EXCERPTED DATA:
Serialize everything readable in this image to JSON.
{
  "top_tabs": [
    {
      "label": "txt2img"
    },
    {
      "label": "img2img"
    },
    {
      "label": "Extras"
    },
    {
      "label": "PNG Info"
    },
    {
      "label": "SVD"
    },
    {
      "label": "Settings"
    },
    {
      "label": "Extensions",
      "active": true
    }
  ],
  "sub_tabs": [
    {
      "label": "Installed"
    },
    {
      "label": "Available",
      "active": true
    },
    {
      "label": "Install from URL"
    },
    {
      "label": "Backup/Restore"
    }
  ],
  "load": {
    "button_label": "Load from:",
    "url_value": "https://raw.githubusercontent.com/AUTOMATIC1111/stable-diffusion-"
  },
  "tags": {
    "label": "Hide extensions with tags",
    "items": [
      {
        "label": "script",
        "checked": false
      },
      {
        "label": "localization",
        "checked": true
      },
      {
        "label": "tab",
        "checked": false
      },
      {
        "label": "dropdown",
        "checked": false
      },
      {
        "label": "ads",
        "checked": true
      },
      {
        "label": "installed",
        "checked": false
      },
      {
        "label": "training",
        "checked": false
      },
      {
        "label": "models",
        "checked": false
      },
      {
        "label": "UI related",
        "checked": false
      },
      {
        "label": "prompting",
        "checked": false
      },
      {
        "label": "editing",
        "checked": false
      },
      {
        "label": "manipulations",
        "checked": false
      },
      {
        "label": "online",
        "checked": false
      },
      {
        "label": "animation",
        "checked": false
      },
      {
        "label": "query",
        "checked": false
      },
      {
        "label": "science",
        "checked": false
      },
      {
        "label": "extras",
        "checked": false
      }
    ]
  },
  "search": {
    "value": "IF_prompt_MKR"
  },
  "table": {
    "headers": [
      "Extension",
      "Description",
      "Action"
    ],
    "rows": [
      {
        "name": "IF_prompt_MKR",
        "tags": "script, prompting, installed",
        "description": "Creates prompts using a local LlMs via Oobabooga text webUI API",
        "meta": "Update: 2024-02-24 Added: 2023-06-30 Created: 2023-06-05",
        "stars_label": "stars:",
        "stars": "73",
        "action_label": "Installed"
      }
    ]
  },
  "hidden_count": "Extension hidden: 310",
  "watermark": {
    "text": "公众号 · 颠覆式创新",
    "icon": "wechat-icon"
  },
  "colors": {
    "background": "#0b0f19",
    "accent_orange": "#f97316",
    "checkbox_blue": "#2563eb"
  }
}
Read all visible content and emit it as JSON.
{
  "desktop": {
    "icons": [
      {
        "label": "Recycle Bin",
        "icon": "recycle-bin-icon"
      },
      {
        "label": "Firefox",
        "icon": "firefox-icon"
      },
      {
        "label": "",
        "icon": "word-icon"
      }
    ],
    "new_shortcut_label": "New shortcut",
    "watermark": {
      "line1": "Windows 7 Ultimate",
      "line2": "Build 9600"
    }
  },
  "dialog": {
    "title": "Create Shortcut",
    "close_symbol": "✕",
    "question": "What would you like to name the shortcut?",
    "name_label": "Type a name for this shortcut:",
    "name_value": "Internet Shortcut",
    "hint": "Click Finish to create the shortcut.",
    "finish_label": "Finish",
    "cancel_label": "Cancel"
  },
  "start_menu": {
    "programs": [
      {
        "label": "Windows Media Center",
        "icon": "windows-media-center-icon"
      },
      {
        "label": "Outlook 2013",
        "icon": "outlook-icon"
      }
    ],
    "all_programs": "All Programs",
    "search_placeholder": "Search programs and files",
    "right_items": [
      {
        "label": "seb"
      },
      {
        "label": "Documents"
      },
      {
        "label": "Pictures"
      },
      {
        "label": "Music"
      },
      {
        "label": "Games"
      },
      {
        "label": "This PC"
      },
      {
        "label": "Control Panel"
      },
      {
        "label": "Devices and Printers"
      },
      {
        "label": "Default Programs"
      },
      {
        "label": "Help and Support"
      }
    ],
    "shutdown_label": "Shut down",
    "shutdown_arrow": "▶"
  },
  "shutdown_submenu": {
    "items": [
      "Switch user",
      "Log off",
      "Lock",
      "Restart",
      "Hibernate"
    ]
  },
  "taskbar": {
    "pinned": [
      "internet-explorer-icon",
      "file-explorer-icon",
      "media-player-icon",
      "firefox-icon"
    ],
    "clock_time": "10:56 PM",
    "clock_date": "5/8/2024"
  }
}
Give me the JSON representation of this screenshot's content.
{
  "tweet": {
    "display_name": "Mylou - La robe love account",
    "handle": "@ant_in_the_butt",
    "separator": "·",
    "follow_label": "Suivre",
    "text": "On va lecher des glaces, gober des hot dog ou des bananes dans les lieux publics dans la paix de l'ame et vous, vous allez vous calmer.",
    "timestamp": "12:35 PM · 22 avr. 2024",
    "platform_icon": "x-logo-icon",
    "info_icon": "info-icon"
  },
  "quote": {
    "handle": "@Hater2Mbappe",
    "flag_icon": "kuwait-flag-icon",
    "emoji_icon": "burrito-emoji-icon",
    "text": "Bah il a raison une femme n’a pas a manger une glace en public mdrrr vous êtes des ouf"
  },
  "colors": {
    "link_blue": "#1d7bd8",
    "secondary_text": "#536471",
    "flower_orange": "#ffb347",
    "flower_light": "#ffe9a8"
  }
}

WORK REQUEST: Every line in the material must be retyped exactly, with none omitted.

COMPLETED TASK:
Serialize everything readable in this image to JSON.
{
  "top_tabs": [
    {
      "label": "txt2img"
    },
    {
      "label": "img2img"
    },
    {
      "label": "Extras"
    },
    {
      "label": "PNG Info"
    },
    {
      "label": "SVD"
    },
    {
      "label": "Settings"
    },
    {
      "label": "Extensions",
      "active": true
    }
  ],
  "sub_tabs": [
    {
      "label": "Installed"
    },
    {
      "label": "Available",
      "active": true
    },
    {
      "label": "Install from URL"
    },
    {
      "label": "Backup/Restore"
    }
  ],
  "load": {
    "button_label": "Load from:",
    "url_value": "https://raw.githubusercontent.com/AUTOMATIC1111/stable-diffusion-"
  },
  "tags": {
    "label": "Hide extensions with tags",
    "items": [
      {
        "label": "script",
        "checked": false
      },
      {
        "label": "localization",
        "checked": true
      },
      {
        "label": "tab",
        "checked": false
      },
      {
        "label": "dropdown",
        "checked": false
      },
      {
        "label": "ads",
        "checked": true
      },
      {
        "label": "installed",
        "checked": false
      },
      {
        "label": "training",
        "checked": false
      },
      {
        "label": "models",
        "checked": false
      },
      {
        "label": "UI related",
        "checked": false
      },
      {
        "label": "prompting",
        "checked": false
      },
      {
        "label": "editing",
        "checked": false
      },
      {
        "label": "manipulations",
        "checked": false
      },
      {
        "label": "online",
        "checked": false
      },
      {
        "label": "animation",
        "checked": false
      },
      {
        "label": "query",
        "checked": false
      },
      {
        "label": "science",
        "checked": false
      },
      {
        "label": "extras",
        "checked": false
      }
    ]
  },
  "search": {
    "value": "IF_prompt_MKR"
  },
  "table": {
    "headers": [
      "Extension",
      "Description",
      "Action"
    ],
    "rows": [
      {
        "name": "IF_prompt_MKR",
        "tags": "script, prompting, installed",
        "description": "Creates prompts using a local LlMs via Oobabooga text webUI API",
        "meta": "Update: 2024-02-24 Added: 2023-06-30 Created: 2023-06-05",
        "stars_label": "stars:",
        "stars": "73",
        "action_label": "Installed"
      }
    ]
  },
  "hidden_count": "Extension hidden: 310",
  "watermark": {
    "text": "公众号 · 颠覆式创新",
    "icon": "wechat-icon"
  },
  "colors": {
    "background": "#0b0f19",
    "accent_orange": "#f97316",
    "checkbox_blue": "#2563eb"
  }
}
Read all visible content and emit it as JSON.
{
  "desktop": {
    "icons": [
      {
        "label": "Recycle Bin",
        "icon": "recycle-bin-icon"
      },
      {
        "label": "Firefox",
        "icon": "firefox-icon"
      },
      {
        "label": "",
        "icon": "word-icon"
      }
    ],
    "new_shortcut_label": "New shortcut",
    "watermark": {
      "line1": "Windows 7 Ultimate",
      "line2": "Build 9600"
    }
  },
  "dialog": {
    "title": "Create Shortcut",
    "close_symbol": "✕",
    "question": "What would you like to name the shortcut?",
    "name_label": "Type a name for this shortcut:",
    "name_value": "Internet Shortcut",
    "hint": "Click Finish to create the shortcut.",
    "finish_label": "Finish",
    "cancel_label": "Cancel"
  },
  "start_menu": {
    "programs": [
      {
        "label": "Windows Media Center",
        "icon": "windows-media-center-icon"
      },
      {
        "label": "Outlook 2013",
        "icon": "outlook-icon"
      }
    ],
    "all_programs": "All Programs",
    "search_placeholder": "Search programs and files",
    "right_items": [
      {
        "label": "seb"
      },
      {
        "label": "Documents"
      },
      {
        "label": "Pictures"
      },
      {
        "label": "Music"
      },
      {
        "label": "Games"
      },
      {
        "label": "This PC"
      },
      {
        "label": "Control Panel"
      },
      {
        "label": "Devices and Printers"
      },
      {
        "label": "Default Programs"
      },
      {
        "label": "Help and Support"
      }
    ],
    "shutdown_label": "Shut down",
    "shutdown_arrow": "▶"
  },
  "shutdown_submenu": {
    "items": [
      "Switch user",
      "Log off",
      "Lock",
      "Restart",
      "Hibernate"
    ]
  },
  "taskbar": {
    "pinned": [
      "internet-explorer-icon",
      "file-explorer-icon",
      "media-player-icon",
      "firefox-icon"
    ],
    "clock_time": "10:56 PM",
    "clock_date": "5/8/2024"
  }
}
Give me the JSON representation of this screenshot's content.
{
  "tweet": {
    "display_name": "Mylou - La robe love account",
    "handle": "@ant_in_the_butt",
    "separator": "·",
    "follow_label": "Suivre",
    "text": "On va lecher des glaces, gober des hot dog ou des bananes dans les lieux publics dans la paix de l'ame et vous, vous allez vous calmer.",
    "timestamp": "12:35 PM · 22 avr. 2024",
    "platform_icon": "x-logo-icon",
    "info_icon": "info-icon"
  },
  "quote": {
    "handle": "@Hater2Mbappe",
    "flag_icon": "kuwait-flag-icon",
    "emoji_icon": "burrito-emoji-icon",
    "text": "Bah il a raison une femme n’a pas a manger une glace en public mdrrr vous êtes des ouf"
  },
  "colors": {
    "link_blue": "#1d7bd8",
    "secondary_text": "#536471",
    "flower_orange": "#ffb347",
    "flower_light": "#ffe9a8"
  }
}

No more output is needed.